scouting director Dick Bogard and scout J.P. Ricciardi went to
the Cape Cod League in hopes of signing shortstop Ken Bowen,
Oakland's seventh-round choice from Oregon State, they saw
Bordick, liked him better and signed him for $25,000 (they never
signed Bowen). That began a slow rise through the A's chain.
"Like everyone who played pro ball, I thought I had the talent
to play in the major leagues, but I was so naive, being from
Maine," Bordick says. "I had an awakening at spring training in
'87, when I saw about 800 guys wearing the same uniform as mine,
and all with the same look in their eyes--[a hunger] to get to
the big leagues. I knew it would be a lot harder than I thought."

Bordick made it by "trying harder than everyone else," says A's
G.M. Sandy Alderson. Early in Bordick's first season as a major
leaguer, in 1990, he got taken out hard at second base by
Boston's Dwight Evans, who was trying to break up a double play.
"The next inning he was in the same position on the double play,
and he didn't back off," La Russa says. "That showed me a lot."
Players recognize it. "He has one of the most outstanding gloves
I've seen in a long time," says Yankees reliever John Wetteland.
"When I was in the National League, I used to love to go to
Cincinnati so I could watch Barry Larkin. I feel the same way
about Bordick, and he's someone you never really hear about."


Bases loaded, two outs, your team's last at bat, down by three
runs, 3-2 count. Only in your dreams do you hit a game-winning
homer in that situation, but for Orioles catcher Chris Hoiles
the dream came true on May 17. His grand slam off Seattle's Norm
Charlton gave Baltimore a 14-13 win. According to the Society
for American Baseball Research Inc. (SABR), Hoiles became only
the fourth player in history to hit a grand slam in such a
situation, joining the Braves' Del Crandall (Sept. 11, 1955),
the Cardinals' Roger Freed (May 1, 1979) and the Tigers' Alan
Trammell (June 21, 1988)....Through Sunday 57 players had hit
two home runs in a game; the major league record is 136, set in
the juiced-ball year of 1987, according to David Vincent,
coeditor of SABR's Home Run Encyclopedia. This is the first
season in which three players have each hit two home runs in an
inning. Pittsburgh's Jeff King did it on April 30. On May 16
Sammy Sosa became the first Cub to hit two in an inning, and on
the next night Dave Nilsson became the first Brewer to do so.
Never before had the feat been accomplished on consecutive days.
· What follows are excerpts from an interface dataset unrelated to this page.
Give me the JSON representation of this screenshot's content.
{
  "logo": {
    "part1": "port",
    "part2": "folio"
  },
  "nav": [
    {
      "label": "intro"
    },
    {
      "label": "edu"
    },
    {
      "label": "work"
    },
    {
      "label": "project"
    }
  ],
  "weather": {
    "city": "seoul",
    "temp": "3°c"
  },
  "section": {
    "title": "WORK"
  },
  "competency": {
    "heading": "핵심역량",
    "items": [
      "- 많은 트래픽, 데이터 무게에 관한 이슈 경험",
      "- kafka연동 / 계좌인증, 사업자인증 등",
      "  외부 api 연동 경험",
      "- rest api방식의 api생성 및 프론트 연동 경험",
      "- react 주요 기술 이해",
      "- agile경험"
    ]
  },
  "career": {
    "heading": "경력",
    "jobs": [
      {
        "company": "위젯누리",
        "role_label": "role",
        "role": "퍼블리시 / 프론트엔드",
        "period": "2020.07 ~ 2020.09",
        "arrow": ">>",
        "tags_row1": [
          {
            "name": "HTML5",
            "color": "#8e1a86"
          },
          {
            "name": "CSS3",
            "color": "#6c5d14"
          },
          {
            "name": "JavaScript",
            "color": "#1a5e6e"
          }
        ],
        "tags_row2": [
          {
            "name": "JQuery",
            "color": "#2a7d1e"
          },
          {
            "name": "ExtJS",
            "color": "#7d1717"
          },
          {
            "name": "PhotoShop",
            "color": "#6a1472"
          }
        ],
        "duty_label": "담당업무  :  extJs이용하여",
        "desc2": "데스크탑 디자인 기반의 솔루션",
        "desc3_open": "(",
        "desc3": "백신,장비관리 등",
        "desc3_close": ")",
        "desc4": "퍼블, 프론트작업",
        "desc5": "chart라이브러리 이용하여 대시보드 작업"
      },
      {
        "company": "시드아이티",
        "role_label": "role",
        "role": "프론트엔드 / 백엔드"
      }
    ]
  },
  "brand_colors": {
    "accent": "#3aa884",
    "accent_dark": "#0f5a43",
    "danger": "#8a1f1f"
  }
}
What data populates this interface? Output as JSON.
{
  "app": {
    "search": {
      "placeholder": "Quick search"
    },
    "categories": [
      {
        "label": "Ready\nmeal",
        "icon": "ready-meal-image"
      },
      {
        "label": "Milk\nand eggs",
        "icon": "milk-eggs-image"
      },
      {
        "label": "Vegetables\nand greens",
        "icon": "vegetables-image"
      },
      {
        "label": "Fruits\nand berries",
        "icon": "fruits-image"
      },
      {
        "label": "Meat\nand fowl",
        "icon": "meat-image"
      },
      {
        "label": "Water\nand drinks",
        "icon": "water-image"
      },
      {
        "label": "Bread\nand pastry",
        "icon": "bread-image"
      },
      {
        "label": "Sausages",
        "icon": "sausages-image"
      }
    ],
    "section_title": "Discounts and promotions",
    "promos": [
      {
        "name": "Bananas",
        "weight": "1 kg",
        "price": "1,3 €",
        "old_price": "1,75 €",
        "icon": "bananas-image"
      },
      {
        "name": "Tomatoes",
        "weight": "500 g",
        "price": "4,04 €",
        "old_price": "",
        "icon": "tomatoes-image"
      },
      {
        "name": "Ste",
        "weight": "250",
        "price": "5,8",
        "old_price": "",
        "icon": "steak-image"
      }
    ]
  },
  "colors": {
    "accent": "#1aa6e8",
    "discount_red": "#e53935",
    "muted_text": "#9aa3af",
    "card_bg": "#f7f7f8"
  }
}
Here are the most-underrated players, according to an SI survey
of 84 coaches, general managers and players, and the votes the
top five in each league received.


1. Mike Bordick A's 12
2. Kevin Seitzer Brewers 9
3. Gary DiSarcina Angels 8
4. Tim Salmon Angels 6
5. Dan Wilson Mariners 4
Edgar Martinez Mariners 4
Tony Phillips White Sox 4

Twenty-two other players received at least one vote.


1. Derek Bell Astros 10
2. Ken Caminiti Padres 9
3. Bernard Gilkey Mets 7
4. Jeff King Pirates 4
Ray Lankford Cardinals 4

Thirty-four other players received at least one vote.

COLOR PHOTO: AL TIELEMANS Even after four arm operations, the unshakable Grace has displayed 90 mph heat and sharp control. [Mike Grace pitching]